Dr. Woo served as Director of the Chinese Language Program at the National Language Resource Center, and formerly directed the China Studies Institute and the Center for Asian Studies at S.D.S.U.

She won numerous awards for her teaching, including 1988-89 SDSU Outstanding Professor, 1990-91 SDSU University Research Lecturer, Distinguished Professor of Chinese, and 1995 Phi Beta Kappa Lecturer. In May 2005, she received an Asian Heritage Award for Achievement, Contribution and Legacy in Art, Philosophy and Literature.

Dr. Woo was the rare artist who could address both scholarly and mainstream audiences. She authored nine books in Chinese and English on Chinese literature, art, and culture. Her collections of poems have been well received internationally, and one, "Tian Tian Tian Lan," was made into a popular song that was a number one hit in Taiwan.

As an Ambassador for the Arts and for intercultural understanding, Dr. Woo lectured at universities throughout the United States, such as Yale, Harvard, Princeton, MIT, Duke, and the University of California at Berkeley. She also lectured at the United Nations and the National Endowment for the Arts.

Aside from her university work, Dr. Woo spent many years serving the broader community. For six years, she served as the Commissioner for Arts and Culture for the City of San Diego, California. She was appointed by President Bush to serve on the National Council on the Arts from 1991 through 1996. For her efforts, she was honored in 1997 as Humanitarian of the Year by the National Conference (formerly called the National Conference of Christians and Jews).

Her paintings have been described as visual poems, because of the simplicity, intensity, and purity of her expressions. A master of Feng Shui, the 4,000-year-old Chinese art of designing one's environment to maximize the flow of positive energy (ch'i), she channeled into her works an insight into beauty and peacefulness that is sought after by devotees ranging from New Age seekers to mainstream American corporations.

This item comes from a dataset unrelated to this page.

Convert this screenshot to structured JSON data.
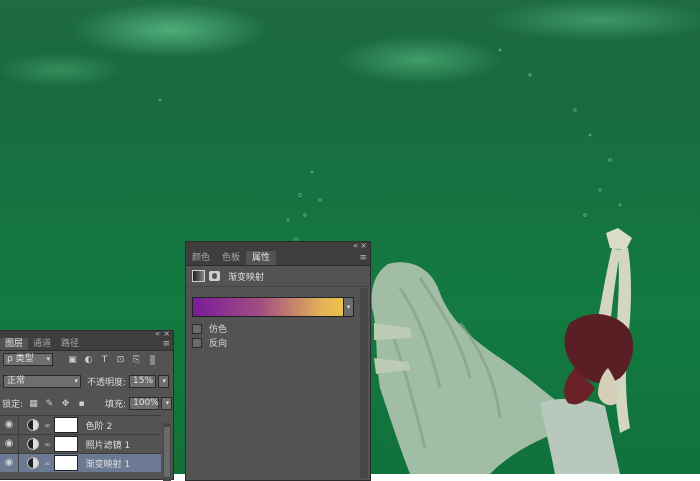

For many years, she provided private Feng Shui consultations to individuals and businesses from California to Washington, D.C. Her clients included major hotel chains, restaurants, bakeries, shoe companies, and others seeking to maximize their ch'i.

In May of 2007, Dr. Woo lectured at Beijing University and then traveled south to attend a major exhibition of her work at the Zhu Hai Museum and lecture and receive an Honorary Deanship at Beijing Normal University at Zhu Hai.

Accompanied by her husband, noted architect Peter Woo, and Professor Kenneth Pai of the University of California at Santa Barbara, she was greeted at Zhu Hai by President Miao Zhong-zheng, Dean Zhang Ming-yuan, Prof. Qian Yan, and the faculty of the University.

Another highlight of the Zhu Hai visit was the singing by a group of students of Dr. Woo's award-winning "Tian Tian Tian Lan." This song was based on a poem of the same name by Dr. Woo which became a number one hit in Taiwan. Students not only flocked to Dean Woo's lecture, but asked her to give several impromptu calligraphy demonstrations during the course of her visit.

On July 27, 2007, Dr. Yi-yu Cho Woo returned to Washington, where she had served for many years on the National Council for the Arts, so that she could watch her brother, Dr. Alfred Y. Cho, receive the prestigious National Medal of Technology at the White House. The President and numerous dignitaries celebrated Dr. Cho for his pioneering work in the development of crystals that are used in our cell phones, computers and many other cutting edge products.

After retiring from active teaching, Dr. Woo lived with her husband Peter in Irvine, California for many years. She traveled the nation and world in search of greater understanding and harmony between all of the world's peoples, and accepted numerous invitations to give lectures and display her work in museums and art galleries all over the nation and world.

Dr. Woo passed away on August 11, 2021. Her legacy lives on through her two children, six grandchildren, and five great-grandchildren, as well as in the memories of the many people whose lives she touched.